The only drawback I experienced with the NFMs is that some specimen's transformer may radiate a high pitched sound. The PM05-xx are encapsulated brethren with the same PCB mountable pinout. Those are mechanically quiet, look much better and are safer too.
You might also look for XP-Power's 5-30W dual supply, chassis mount ECL-Series.

jauu
Calvin
 
Hi,

The NFM supplies may be used very well in ths application. I had used them as supplies for even a low output MC pickup phono pre and got no issues.
You have to take care of the HF noise. But this is quite easy. A small LC filter (series inductance or ferrite bead followed by a shunt capacitor) may already be sufficient. If you add a simple gyrator You're on the safe side.
Apart from possible hum problems due to loops (which is a inherent problem to all supplies, not just SMPS) the big advantages of SMPS are that they are noise free below their (ultrasonic) clock rate and that the measurements against switching artefacts and noise require just small, compact and cheap parts.
The classic transformer supply on the other hand has hum and noise right within the audio band. This requires more effort and larger and more expensive parts.
The only drawback I experienced with the NFMs is that some specimen's transformer may radiate a high pitched sound. The PM05-xx are encapsulated brethren with the same PCB mountable pinout. Those are mechanically quiet, look much better and are safer too.
You might also look for XP-Power's 5-30W dual supply, chassis mount ECL-Series.

jauu
Calvin

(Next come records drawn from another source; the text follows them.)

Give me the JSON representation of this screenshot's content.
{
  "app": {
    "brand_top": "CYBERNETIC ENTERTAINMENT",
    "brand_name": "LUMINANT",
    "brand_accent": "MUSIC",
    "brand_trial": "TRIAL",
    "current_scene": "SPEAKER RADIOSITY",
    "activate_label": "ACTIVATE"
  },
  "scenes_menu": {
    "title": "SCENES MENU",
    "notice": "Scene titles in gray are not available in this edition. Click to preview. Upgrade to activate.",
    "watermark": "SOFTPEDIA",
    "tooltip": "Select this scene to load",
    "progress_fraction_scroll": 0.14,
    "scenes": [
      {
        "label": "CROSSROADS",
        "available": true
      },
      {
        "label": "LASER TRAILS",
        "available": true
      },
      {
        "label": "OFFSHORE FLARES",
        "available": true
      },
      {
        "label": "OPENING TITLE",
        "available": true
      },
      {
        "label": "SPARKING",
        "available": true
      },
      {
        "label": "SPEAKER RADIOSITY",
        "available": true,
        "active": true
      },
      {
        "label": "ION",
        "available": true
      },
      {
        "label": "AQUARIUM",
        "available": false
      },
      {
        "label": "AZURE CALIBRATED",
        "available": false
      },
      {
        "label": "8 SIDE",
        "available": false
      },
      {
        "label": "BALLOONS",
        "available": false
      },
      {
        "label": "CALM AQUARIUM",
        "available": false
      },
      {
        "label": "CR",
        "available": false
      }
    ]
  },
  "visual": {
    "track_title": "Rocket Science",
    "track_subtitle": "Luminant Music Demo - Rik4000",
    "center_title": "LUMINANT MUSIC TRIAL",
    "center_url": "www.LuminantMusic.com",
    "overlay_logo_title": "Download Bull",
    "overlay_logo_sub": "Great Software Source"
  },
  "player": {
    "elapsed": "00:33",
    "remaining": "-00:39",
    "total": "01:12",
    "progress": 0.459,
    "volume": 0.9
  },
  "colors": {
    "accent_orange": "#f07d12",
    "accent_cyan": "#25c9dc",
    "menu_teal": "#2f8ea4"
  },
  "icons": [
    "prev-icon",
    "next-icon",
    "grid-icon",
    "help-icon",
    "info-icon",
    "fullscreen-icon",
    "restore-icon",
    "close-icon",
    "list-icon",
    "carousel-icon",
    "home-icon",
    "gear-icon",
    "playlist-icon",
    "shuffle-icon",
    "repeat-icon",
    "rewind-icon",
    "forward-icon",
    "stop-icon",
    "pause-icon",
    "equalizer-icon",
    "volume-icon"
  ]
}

Hi Calvin, thanks for your proposal but feel myself now a bit between 2 worlds. I ordered 2 trafo’s MCFM70/18 at Farnell.
It has a diameter of 51 mm. which can be build in the current case. 194mA should be good enough to drive the amlifier (140 mA)
Fortunately this was my second build preamp. The first one is driving, 10 hours a day, 2 Icepower ASP1000 in the living room.
I will do 3 things:

1) For one preamp
Go back to the original design and build in the transformer.

2) For the other one
Build in a LC filter or a simple gyrator.
Calvin can you help a bit here ? What values do you propose for L and C? A gyristor is probably not an option. It requires more components and as I am not able to produce a PCB have to build the components “in the air”.
An alternative (low radiance) SMPS is difficult due to space limitations. I looked to many types.
The internal heigth of the case is 40 mm.
The XP Power ECL serie for dual output is too large. I have to take single output and stack 2 pcs.
The nearest XP power ECL would be the ECL05US24E dimension: LxWxD=52.4x27.2x23 and cannot be stacked within 40mm.
An alternative is the ECE05US24 25.4x25.4x15.4 can be stacked but will probably not much better for radiation than the current meanwell NFM05 SMPS.
The compliance to EMC emission for the NFM05 and PM05 are the same.

3) Have a look how clean the internal 18 v powersource of the 125ASX-2 is. This could be an alternative.

After that I will compare the results and choose for the best solution.
 
Very nice mechanics. I am sure that it sounds just fine.
To bad Elektor could not figure out enough to put everything onto one pcb and make life so much easier in the wiring dept, including connectors.
Also to incorporating the tone amp, as was done in the '96 pre-amp design would have made this design stellar, well a little bit better, sorry i like that tone amp design, that is if you need them in the first place. Doug is said to be working on a low noise version of this tone control ckt.I am thinking of trying to make it remote controlled = any ideas anyone?
Honestly, can you live in this day and age and not need remote control? and this is coming from a guy that does not own a cellphone. Every recording that I own seems to have a different level, even switching radio stations has a diff level:)
None the less good DIY stuff.
Rick
 
Last edited:
Status
This old topic is closed. If you want to reopen this topic, contact a moderator using the "Report Post" button.